#### ENTRIES SHOWN

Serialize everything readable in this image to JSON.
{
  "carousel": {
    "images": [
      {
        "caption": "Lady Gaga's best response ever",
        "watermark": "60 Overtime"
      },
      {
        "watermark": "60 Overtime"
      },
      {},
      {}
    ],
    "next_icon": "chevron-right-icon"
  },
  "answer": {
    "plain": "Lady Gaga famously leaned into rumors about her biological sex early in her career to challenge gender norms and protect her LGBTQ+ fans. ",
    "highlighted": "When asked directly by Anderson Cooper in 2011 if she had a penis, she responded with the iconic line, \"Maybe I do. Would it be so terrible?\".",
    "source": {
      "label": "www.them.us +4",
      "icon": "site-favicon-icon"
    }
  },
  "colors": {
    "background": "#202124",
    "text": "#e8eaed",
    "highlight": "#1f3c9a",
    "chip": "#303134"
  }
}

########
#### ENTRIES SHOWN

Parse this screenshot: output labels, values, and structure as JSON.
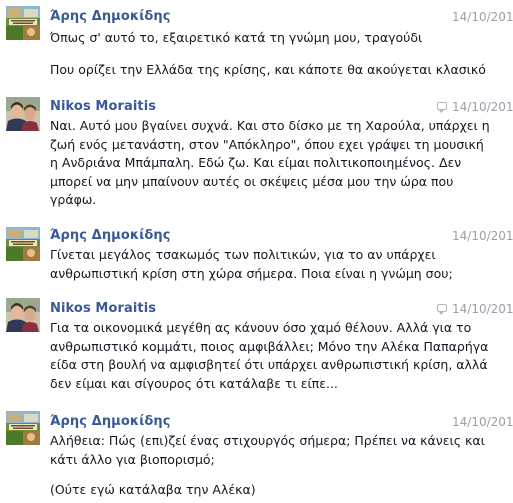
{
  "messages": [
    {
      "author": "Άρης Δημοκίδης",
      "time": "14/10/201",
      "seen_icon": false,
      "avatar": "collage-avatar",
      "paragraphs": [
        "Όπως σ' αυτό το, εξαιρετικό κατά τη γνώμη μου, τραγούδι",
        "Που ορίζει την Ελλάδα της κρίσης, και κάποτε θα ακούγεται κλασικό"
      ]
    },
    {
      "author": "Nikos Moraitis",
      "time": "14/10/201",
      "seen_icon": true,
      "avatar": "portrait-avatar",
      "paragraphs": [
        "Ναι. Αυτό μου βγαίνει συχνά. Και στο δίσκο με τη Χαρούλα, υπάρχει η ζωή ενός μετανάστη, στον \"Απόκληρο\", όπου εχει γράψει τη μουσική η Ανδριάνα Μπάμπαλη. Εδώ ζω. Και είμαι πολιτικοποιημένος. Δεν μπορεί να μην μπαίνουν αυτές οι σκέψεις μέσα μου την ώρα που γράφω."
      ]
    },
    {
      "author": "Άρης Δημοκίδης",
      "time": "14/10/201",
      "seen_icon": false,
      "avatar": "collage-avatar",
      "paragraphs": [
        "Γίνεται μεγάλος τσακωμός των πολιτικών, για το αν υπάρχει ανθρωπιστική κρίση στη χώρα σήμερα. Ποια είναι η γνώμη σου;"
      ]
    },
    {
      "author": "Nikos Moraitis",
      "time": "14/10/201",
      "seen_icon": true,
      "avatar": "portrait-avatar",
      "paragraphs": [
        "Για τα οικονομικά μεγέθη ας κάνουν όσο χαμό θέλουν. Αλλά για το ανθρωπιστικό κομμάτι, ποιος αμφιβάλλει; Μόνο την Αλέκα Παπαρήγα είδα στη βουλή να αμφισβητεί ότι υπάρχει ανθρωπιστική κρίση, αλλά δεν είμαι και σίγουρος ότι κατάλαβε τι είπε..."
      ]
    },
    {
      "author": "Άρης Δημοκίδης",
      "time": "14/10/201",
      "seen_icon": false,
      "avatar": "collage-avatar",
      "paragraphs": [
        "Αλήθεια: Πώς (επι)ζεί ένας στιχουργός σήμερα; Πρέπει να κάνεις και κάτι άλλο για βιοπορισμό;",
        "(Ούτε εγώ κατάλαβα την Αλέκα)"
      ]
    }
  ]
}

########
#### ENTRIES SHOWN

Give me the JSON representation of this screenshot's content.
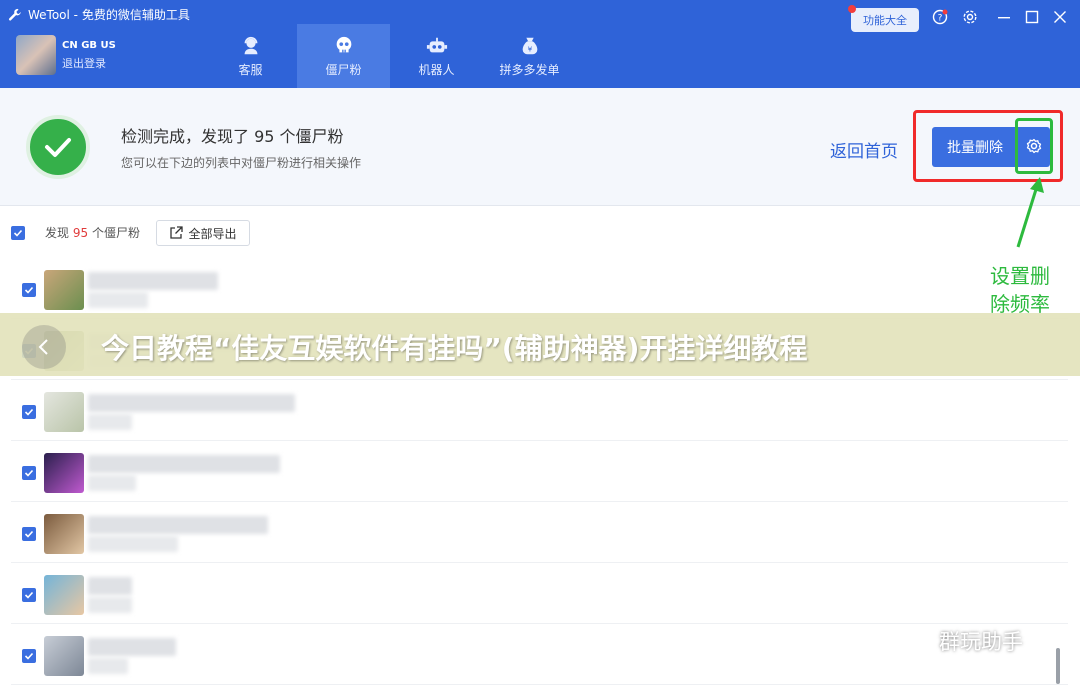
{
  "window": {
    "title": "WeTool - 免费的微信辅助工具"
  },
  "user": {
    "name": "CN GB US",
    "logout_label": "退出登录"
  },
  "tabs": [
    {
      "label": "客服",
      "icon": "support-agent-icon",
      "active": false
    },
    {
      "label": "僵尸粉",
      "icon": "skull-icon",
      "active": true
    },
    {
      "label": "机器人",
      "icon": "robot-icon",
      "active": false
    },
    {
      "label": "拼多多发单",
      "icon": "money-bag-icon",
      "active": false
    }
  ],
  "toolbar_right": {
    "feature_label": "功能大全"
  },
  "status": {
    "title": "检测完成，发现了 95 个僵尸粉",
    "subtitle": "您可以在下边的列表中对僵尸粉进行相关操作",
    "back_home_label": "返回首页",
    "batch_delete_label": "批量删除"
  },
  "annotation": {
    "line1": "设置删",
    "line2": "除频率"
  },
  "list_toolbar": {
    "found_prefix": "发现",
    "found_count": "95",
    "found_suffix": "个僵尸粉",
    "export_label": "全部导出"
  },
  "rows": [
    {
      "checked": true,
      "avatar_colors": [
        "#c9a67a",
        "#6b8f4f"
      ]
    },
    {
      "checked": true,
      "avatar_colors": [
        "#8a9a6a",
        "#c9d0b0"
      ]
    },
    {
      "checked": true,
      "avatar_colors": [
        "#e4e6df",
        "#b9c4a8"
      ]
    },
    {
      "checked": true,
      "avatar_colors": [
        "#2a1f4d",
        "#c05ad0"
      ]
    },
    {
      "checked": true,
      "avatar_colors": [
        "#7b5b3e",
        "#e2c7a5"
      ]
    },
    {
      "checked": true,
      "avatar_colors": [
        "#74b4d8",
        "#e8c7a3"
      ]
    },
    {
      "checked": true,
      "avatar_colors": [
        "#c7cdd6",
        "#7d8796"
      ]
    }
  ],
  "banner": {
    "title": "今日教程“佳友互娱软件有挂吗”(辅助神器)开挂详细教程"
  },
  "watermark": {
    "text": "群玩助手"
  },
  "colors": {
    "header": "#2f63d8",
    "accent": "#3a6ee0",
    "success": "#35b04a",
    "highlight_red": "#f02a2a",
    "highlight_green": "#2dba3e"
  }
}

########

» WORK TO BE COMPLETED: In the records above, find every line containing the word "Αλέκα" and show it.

» EXERCISE OUTPUT:
        "Για τα οικονομικά μεγέθη ας κάνουν όσο χαμό θέλουν. Αλλά για το ανθρωπιστικό κομμάτι, ποιος αμφιβάλλει; Μόνο την Αλέκα Παπαρήγα είδα στη βουλή να αμφισβητεί ότι υπάρχει ανθρωπιστική κρίση, αλλά δεν είμαι και σίγουρος ότι κατάλαβε τι είπε..."
        "(Ούτε εγώ κατάλαβα την Αλέκα)"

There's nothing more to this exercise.